## Entries provided
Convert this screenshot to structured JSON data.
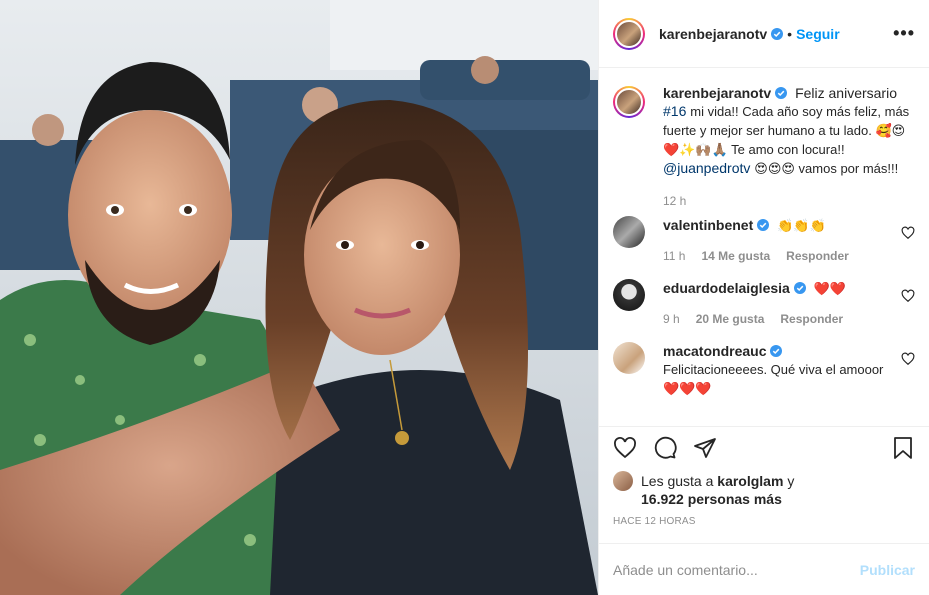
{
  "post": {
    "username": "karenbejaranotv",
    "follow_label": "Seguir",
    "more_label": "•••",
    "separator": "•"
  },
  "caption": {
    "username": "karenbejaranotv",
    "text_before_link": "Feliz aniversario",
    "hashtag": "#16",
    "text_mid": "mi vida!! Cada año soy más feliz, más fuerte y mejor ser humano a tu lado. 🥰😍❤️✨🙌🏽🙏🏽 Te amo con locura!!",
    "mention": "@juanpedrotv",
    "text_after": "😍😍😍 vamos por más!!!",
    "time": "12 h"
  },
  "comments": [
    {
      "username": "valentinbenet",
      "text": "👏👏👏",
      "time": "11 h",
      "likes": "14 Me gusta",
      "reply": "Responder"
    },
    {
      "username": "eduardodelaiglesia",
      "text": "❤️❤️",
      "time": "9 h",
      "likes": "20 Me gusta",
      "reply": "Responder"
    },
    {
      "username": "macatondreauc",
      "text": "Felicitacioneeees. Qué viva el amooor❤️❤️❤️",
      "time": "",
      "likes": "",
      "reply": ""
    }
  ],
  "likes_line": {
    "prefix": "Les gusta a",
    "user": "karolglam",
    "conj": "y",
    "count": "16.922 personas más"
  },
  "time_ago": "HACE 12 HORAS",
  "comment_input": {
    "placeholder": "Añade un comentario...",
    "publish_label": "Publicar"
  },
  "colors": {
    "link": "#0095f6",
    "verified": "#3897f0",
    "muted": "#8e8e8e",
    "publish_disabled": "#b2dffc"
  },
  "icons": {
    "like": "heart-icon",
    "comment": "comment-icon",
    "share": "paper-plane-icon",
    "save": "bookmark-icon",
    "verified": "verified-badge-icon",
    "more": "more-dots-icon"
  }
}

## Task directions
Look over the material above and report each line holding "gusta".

## Expected answer
      "likes": "14 Me gusta",
      "likes": "20 Me gusta",
    "prefix": "Les gusta a",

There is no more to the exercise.